[Start of section]

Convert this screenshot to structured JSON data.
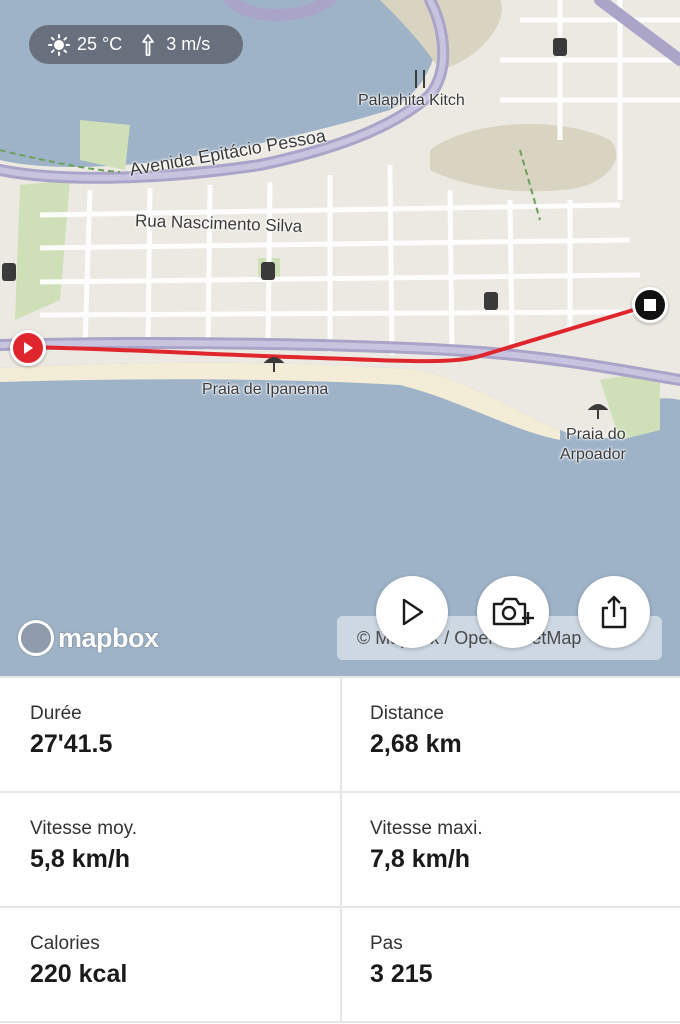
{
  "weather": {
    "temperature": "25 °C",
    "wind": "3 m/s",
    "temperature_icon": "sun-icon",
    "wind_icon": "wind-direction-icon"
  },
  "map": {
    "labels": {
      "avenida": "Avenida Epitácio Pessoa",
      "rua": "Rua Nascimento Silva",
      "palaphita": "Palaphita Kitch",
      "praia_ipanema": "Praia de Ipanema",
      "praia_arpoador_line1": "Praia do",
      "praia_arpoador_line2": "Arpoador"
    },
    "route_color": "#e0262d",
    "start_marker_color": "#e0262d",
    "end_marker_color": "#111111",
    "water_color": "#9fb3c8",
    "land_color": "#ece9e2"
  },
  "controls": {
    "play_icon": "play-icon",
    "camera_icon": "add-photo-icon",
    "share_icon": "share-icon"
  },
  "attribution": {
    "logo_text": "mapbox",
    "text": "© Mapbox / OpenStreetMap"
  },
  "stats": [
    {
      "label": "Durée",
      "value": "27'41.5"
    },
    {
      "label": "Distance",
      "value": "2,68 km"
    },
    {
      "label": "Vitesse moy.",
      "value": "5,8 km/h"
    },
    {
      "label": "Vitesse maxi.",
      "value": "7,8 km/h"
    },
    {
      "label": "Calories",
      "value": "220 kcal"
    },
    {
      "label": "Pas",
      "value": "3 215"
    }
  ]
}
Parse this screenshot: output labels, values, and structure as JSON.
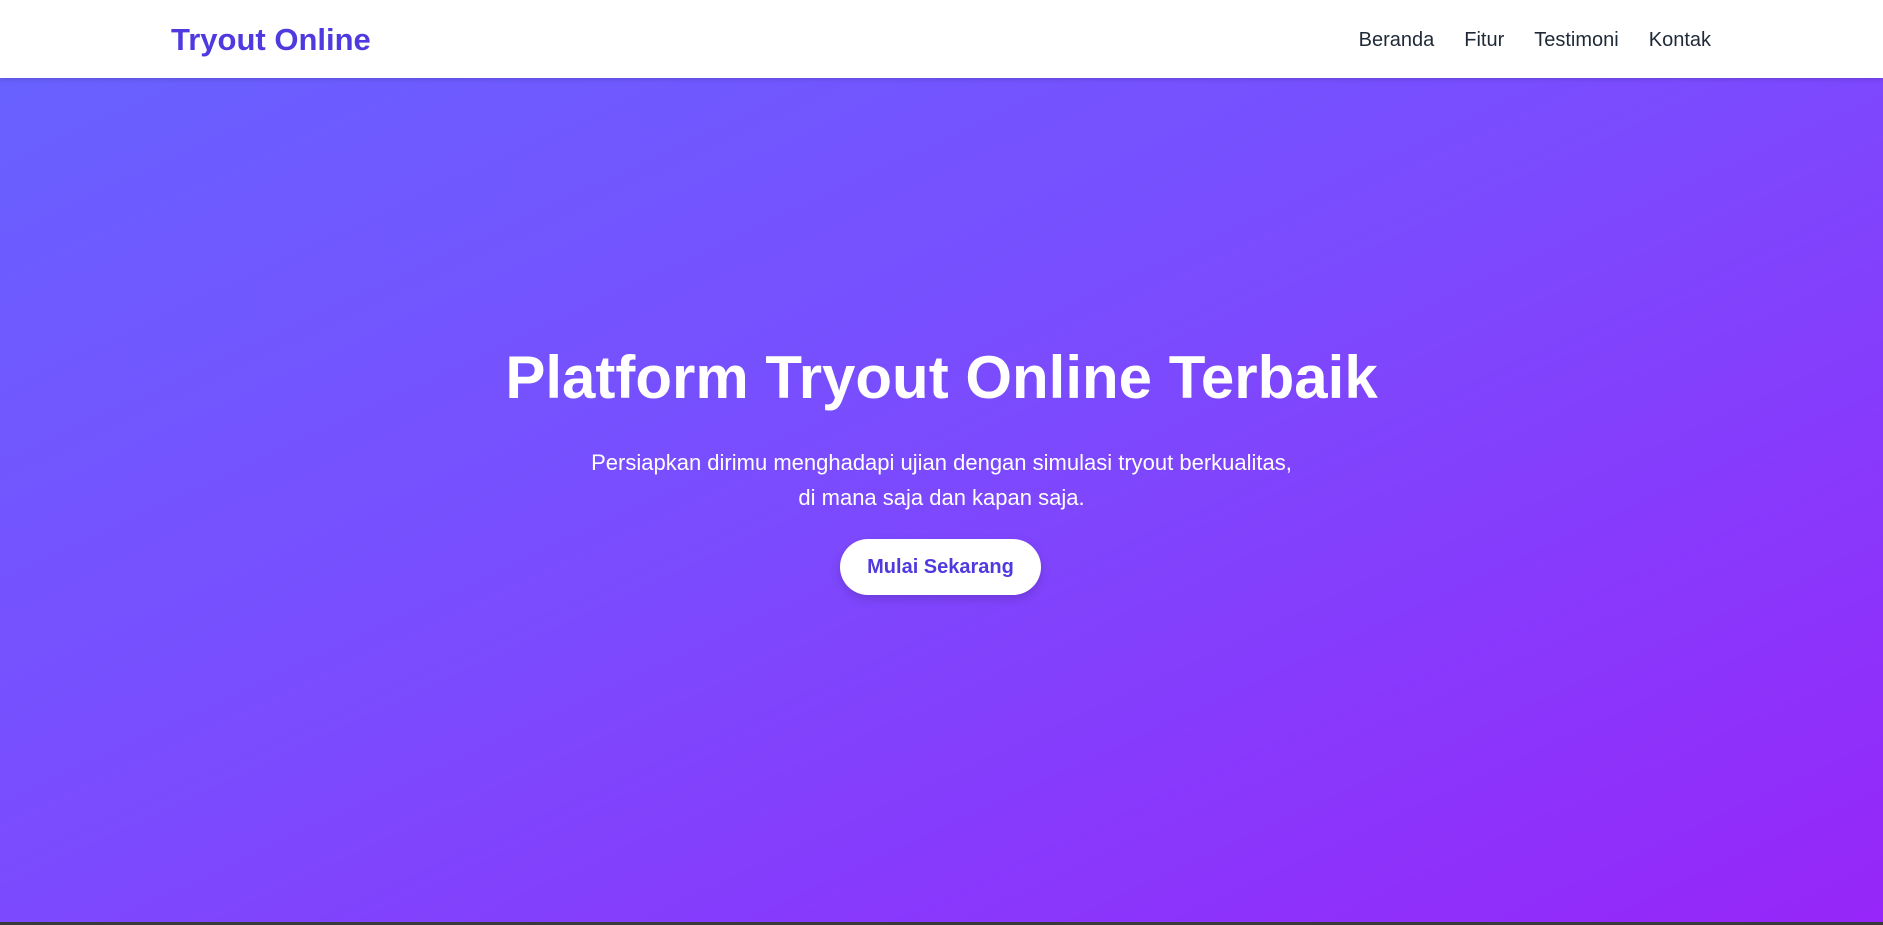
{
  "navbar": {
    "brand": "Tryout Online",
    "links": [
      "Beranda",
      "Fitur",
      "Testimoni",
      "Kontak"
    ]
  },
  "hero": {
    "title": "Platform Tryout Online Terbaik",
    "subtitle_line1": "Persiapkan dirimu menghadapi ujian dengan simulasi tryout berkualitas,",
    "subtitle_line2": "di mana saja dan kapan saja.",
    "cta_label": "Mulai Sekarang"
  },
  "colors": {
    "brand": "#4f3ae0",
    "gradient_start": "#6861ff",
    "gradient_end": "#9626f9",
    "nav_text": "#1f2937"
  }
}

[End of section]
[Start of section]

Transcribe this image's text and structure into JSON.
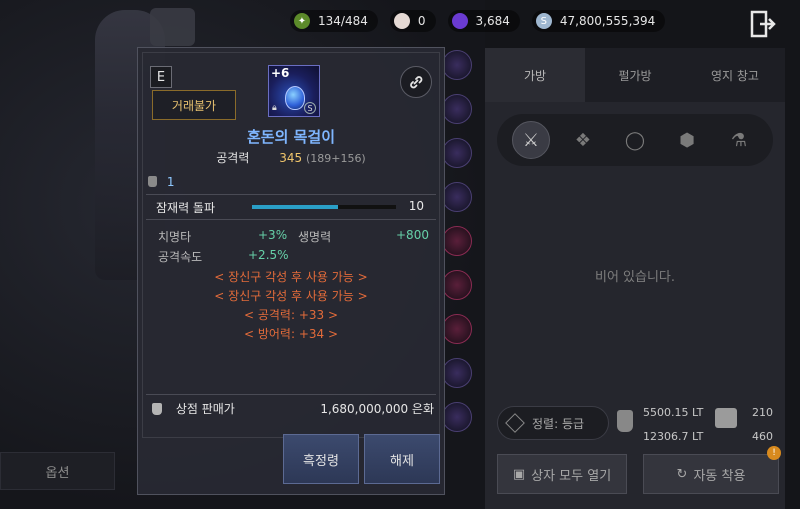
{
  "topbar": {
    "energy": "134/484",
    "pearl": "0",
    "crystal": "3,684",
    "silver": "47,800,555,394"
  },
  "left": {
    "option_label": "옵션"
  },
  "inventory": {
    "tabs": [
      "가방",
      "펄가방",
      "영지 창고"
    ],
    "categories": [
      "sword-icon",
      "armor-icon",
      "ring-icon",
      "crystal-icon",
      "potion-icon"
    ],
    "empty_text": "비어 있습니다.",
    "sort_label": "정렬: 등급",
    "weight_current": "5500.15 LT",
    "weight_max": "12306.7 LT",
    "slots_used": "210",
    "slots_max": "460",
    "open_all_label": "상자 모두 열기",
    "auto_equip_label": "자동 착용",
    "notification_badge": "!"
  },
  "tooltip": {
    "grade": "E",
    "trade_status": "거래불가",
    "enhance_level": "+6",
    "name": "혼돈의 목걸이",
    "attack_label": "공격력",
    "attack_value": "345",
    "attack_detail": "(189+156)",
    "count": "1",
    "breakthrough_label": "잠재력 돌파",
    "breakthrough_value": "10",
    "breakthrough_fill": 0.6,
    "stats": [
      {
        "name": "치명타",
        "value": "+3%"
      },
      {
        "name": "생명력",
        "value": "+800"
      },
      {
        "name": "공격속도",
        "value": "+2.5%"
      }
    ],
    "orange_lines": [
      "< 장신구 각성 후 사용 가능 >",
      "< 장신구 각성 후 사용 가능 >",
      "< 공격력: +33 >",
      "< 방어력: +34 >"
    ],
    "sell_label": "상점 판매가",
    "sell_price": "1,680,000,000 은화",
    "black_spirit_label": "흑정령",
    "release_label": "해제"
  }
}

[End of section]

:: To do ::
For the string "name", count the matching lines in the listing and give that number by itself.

:: Task response ::
4